21.While the Plaintiffs may have a point as to the value of the suit properties, they have not produced any contrary evidence as to what ought to be the purported ‘true and real’ value of the suit property at this time. A valuation report is based on the professional and expert opinion of a duly qualified valuer who assessed the value of properties based on accepted parameters. To displace a professional valuation, the Plaintiffs must produce clear evidence that the valuation is wrong or at least doubtful. Mere assertions or statements will not do (see Palmy Company Limited v Consolidated Bank of Kenya Limited ML HCCC No. 527 of 2013  eKLR). I thus find that the Plaintiffs’ assertions are mere and bare and do not elevate their case to a prima facie case with a probability of success. In any case, the clear remedy for undervaluation is damages. This ground by the Plaintiffs also fails.
22.From the analysis of the Plaintiffs’ case, they have only succeeded in demonstrating that the Bank did not serve upon the 2nd Plaintiff the 40-day notice to sell issued under section 96(2) of the Land Act. Bearing in mind that the statutory notice under section 90 has been served on the 1st Plaintiff, the court cannot issue an injunction pending the hearing and determination of the suit when the Bank’s statutory power of sale has crystallized and when all the other steps have been taken in accordance with the law.
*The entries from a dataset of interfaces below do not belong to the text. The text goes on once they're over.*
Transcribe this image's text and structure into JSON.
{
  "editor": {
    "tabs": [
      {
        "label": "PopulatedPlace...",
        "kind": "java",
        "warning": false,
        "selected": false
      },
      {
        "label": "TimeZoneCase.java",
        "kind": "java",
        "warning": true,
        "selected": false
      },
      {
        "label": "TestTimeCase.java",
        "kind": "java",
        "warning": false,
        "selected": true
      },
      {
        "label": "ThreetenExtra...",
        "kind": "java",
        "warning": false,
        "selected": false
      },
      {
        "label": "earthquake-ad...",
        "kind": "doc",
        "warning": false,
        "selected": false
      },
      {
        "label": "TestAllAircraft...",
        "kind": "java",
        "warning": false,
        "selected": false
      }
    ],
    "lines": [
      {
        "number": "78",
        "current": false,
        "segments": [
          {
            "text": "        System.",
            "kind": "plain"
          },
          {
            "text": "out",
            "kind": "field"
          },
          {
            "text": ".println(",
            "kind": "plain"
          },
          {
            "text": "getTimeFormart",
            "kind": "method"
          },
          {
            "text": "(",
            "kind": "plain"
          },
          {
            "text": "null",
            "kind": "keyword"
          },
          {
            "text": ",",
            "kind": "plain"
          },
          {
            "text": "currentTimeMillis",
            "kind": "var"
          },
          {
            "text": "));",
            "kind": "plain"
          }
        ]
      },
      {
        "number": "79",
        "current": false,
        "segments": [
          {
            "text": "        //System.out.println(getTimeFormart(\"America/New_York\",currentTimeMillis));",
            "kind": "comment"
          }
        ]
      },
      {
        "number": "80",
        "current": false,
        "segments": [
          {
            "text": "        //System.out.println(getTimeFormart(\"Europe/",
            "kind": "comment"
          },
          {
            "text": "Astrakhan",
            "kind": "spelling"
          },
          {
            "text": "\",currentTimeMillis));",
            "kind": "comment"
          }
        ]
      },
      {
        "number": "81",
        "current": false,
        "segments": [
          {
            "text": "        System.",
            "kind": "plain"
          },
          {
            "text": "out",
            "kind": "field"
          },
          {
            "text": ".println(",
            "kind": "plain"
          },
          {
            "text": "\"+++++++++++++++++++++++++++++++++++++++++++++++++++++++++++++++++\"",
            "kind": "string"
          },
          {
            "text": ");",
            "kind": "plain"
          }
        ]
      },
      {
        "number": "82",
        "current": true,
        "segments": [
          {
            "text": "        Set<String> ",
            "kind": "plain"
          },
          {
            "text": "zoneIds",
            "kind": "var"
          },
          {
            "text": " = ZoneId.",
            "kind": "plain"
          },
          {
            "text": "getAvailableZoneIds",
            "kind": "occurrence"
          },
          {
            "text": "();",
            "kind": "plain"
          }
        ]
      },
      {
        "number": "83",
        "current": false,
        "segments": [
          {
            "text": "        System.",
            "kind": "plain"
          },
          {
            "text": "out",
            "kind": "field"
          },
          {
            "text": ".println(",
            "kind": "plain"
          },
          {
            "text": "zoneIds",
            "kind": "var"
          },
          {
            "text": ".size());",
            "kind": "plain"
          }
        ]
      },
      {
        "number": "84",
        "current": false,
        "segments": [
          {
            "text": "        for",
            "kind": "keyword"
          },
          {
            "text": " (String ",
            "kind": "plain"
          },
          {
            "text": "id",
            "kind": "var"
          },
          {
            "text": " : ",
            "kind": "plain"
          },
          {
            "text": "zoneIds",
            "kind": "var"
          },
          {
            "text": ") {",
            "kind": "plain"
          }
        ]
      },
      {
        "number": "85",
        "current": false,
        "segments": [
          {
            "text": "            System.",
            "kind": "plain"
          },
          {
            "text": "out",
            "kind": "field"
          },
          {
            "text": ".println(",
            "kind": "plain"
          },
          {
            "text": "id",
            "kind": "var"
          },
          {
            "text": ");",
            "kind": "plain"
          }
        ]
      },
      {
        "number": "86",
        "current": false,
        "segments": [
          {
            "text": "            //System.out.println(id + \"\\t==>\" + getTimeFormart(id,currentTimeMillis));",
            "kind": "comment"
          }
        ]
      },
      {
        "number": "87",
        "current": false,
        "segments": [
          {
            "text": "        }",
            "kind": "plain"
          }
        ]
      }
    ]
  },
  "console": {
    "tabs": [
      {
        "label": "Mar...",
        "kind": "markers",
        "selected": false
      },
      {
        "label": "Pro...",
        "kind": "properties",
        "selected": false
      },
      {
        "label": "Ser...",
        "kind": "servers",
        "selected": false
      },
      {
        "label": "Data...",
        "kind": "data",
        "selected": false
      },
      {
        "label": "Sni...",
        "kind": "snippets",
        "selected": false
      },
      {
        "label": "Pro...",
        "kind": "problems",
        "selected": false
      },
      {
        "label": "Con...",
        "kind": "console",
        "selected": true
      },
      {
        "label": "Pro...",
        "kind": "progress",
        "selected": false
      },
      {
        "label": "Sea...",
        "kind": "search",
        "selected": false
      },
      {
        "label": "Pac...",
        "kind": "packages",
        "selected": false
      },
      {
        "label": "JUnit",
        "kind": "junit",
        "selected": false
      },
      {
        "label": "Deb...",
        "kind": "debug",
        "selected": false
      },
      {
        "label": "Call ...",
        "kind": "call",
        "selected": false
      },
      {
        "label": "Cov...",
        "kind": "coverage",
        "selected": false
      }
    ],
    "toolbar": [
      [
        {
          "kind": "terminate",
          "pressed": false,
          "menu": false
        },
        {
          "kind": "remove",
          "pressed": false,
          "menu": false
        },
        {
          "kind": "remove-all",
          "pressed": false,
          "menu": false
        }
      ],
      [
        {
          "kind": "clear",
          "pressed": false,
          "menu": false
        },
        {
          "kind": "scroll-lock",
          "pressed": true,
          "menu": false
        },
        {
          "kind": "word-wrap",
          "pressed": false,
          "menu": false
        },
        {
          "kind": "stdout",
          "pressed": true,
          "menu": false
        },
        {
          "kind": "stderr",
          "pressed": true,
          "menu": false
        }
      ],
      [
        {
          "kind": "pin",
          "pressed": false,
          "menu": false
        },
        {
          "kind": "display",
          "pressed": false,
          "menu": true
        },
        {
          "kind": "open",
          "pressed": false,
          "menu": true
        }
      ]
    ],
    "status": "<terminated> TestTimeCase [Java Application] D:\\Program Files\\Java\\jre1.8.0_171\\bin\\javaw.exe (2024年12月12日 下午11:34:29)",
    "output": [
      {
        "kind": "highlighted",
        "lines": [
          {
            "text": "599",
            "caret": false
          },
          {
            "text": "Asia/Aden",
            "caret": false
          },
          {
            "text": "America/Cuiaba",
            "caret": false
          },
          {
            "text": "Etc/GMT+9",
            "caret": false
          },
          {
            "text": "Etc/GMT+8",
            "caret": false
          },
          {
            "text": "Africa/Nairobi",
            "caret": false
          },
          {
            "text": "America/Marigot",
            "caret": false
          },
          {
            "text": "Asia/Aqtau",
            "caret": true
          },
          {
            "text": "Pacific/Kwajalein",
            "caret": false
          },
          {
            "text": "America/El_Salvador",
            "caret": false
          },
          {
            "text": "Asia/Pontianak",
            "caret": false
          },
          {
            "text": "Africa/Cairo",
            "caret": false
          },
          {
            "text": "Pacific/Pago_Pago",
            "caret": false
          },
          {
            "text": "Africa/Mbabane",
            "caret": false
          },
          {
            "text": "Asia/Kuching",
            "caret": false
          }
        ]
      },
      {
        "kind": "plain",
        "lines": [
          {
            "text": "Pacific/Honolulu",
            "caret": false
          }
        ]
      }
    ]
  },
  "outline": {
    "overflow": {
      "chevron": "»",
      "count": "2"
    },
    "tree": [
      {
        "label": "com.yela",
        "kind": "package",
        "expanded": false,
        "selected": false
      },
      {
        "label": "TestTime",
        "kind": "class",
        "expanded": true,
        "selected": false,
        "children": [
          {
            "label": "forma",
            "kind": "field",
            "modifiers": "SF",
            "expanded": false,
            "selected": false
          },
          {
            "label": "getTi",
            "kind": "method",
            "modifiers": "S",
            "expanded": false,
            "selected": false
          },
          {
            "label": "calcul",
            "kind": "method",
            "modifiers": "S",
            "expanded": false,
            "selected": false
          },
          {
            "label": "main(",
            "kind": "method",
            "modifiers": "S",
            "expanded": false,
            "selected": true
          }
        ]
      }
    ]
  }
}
I am guided by the following observations by the Court of Appeal in National Bank of Kenya v Shimmers Plaza Limited NRB CA Civil Appeal No. 26 of 2009  eKLR:
23.In the circumstances, I shall issue an injunction restraining the Bank from selling the suit property for the period necessary to effect the service of the copy of the 40-day notice under section 96(2) of the Land Act upon the 2nd Plaintiff. For the avoidance of doubt there is no requirement to issue any further notices as the 1st Plaintiff, who has the right of redemption, has already been served hence the Bank may proceed to exercise its power of sale on the expiry of 40 days of service of the notice on the 2nd Plaintiff.
24.For the reasons I have set out above, I allow the application dated 19th May 2023 on the following terms:a.The 1st Defendant be and is hereby restrained from exercising its statutory power of sale in respect of the property known as LR No. 4894/218, Garden Estate, Nairobi until it serves on the 2nd Plaintiff a copy of the statutory notice dated 14th April 2020 issued under section 96 of the Land Act, 2012.b.The Defendants shall bear half the costs of the application.